Do you remember those posters where you are asked to find Waldo hidden amongst thousands of other cartoon characters? That is your product in a retail grocery store.
Last week I had the chance to walk a few stores with an industry friend who is trying to expand the distribution of his brand. We stood in the middle of an aisle that had cliff-like shelves running down both sides of an expansive span of polished concrete. It felt like the grocery version of the Grand Canyon. It was overwhelming.
I paused and asked him, “Tell me, if I was unfamiliar with your brand or its products, how would I discover them here in this aisle?” I’ve written about the fact that getting on the shelf is the battle, but getting off it the war. Distribution without discovery is deadly. It remains the most repeated mistake made by young Natural Product brands.
As a founder, you need to prioritize discovery over distribution. Assess the fit of every new opportunity for retail expansion by asking these simple questions:
1. How are my products going to be discovered?
2. What can be done to drive trial?
Discovery is both an investment and a partnership. When you launch into new retail outlets, you must be prepared to invest in driving awareness and trial. This investment can be in many forms; social media, trade spend, events, demos, and more. It is also a partnership, and this is something often overlooked. The retailers hold some responsibility for discovery, and you should only work with those who understand that it is a shared objective.
Most retailers have tools that aid in discovery. These include merchandising opportunities such as end caps, secondary placements, and impulse fixtures. They also include digital and physical ads and other promotional vehicles. None of these are free, but having access to them is crucial. Part of any negotiation on the rollout of product into stores should include a conversation around these tools and an agreement of which will be used and at what cost. The hope being that the retailer discounts some of these weapons to help stack the deck in favor of a successful launch.

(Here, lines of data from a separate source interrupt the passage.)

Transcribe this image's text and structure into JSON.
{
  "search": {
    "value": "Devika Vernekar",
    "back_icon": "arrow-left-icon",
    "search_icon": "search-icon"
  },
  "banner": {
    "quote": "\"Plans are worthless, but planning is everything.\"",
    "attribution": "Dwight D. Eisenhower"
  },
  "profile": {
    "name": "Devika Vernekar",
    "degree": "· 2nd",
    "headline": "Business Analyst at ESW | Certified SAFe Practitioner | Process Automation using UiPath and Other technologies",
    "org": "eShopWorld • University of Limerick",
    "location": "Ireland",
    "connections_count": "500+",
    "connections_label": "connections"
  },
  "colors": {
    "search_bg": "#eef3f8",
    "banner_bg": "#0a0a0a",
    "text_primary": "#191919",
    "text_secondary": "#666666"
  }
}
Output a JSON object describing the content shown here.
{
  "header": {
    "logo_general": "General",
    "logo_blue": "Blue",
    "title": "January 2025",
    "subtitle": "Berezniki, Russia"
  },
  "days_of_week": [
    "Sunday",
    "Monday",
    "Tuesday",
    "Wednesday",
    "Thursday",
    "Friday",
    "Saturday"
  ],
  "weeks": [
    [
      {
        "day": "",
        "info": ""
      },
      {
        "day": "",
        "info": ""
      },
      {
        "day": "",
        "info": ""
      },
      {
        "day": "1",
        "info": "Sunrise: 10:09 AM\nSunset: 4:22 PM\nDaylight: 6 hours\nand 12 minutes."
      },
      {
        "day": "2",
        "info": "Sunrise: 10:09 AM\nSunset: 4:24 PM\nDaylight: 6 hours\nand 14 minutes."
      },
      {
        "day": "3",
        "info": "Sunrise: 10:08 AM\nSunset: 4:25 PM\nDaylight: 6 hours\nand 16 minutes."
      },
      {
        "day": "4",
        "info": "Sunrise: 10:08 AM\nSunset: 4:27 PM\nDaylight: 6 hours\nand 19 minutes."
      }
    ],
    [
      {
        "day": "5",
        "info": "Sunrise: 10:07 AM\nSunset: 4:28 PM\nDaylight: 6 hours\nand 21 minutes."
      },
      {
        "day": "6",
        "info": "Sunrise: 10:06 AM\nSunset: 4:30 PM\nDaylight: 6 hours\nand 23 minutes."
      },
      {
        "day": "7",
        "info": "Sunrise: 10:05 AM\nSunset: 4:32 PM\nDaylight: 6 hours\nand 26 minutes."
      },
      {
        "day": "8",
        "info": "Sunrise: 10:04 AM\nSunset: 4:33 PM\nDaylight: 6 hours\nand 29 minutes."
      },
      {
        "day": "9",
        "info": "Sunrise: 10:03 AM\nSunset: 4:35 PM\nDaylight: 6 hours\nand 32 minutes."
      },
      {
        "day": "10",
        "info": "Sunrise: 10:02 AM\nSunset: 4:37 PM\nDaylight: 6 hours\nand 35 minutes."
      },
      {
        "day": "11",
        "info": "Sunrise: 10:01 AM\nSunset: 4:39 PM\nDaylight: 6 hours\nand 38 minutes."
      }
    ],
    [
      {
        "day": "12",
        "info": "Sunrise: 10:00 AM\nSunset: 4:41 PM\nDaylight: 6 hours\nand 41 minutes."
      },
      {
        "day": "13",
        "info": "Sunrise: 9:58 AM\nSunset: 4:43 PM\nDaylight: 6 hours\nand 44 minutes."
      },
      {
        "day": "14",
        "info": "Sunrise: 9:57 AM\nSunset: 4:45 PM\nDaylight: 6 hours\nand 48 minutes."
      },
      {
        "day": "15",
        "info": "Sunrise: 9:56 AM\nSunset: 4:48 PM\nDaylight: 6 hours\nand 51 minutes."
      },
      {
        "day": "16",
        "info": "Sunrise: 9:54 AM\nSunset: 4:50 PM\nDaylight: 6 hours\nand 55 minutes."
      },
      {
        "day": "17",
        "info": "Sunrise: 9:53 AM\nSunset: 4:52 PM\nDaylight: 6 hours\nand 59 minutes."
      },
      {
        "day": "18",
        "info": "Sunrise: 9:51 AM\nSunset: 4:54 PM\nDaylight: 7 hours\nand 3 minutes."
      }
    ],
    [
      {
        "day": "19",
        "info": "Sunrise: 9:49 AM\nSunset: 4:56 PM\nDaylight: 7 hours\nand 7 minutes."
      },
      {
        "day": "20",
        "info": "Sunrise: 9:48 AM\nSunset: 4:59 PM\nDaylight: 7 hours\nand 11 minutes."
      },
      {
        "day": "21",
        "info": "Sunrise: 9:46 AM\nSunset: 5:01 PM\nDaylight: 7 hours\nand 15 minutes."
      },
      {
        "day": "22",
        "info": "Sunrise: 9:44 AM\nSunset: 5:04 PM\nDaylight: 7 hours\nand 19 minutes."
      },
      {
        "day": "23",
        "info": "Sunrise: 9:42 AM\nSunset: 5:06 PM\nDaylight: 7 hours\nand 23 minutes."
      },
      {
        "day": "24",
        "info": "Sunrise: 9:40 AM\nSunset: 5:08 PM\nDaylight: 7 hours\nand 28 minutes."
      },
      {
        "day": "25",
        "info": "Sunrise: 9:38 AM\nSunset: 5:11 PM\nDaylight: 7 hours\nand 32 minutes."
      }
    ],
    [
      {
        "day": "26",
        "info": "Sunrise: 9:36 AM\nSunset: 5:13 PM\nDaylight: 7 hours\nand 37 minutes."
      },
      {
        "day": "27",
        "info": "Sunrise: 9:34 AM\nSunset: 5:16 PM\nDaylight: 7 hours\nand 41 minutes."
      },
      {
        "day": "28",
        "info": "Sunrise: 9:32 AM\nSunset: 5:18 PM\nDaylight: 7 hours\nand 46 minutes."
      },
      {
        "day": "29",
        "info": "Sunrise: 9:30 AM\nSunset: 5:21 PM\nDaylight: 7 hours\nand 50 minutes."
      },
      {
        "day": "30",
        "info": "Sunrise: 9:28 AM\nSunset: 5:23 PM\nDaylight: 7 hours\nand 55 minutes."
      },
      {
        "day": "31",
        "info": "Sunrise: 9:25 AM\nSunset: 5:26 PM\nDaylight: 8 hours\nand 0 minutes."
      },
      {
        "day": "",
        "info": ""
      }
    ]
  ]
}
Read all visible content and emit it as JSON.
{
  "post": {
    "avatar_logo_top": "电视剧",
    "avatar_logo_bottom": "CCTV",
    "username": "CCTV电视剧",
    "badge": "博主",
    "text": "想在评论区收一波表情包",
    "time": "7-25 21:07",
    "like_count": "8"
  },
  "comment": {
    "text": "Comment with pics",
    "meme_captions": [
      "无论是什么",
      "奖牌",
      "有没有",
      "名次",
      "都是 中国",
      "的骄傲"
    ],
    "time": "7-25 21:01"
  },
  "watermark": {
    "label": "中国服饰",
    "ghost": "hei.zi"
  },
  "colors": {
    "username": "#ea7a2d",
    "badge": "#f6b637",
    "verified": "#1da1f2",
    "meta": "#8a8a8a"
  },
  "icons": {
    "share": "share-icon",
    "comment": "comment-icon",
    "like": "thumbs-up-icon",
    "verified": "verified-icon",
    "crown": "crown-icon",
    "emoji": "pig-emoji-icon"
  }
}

Here is where discipline comes into the equation. If you are confronted with the opportunity to expand into a retailer that either does not offer you access to these tools or prices you out of them, say no thank you. I understand that might not be easy. It may be a retailer that you want, one that follows a review schedule that will require you to wait another year to try again. However, until the brand is ubiquitous, you don’t want to go into any new distribution without having every possible arrow in your quiver to help create discovery and drive trial. It is just not a risk worth taking.
Retail expansion is alluring. It is hard not to get caught in its tractor beam. However, again, distribution without discovery is deadly. It is all but sure to increase your burn rate, decrease your average velocity, and put your brand at risk. Don’t bet your brand’s future on the consumers’ ability to find Waldo.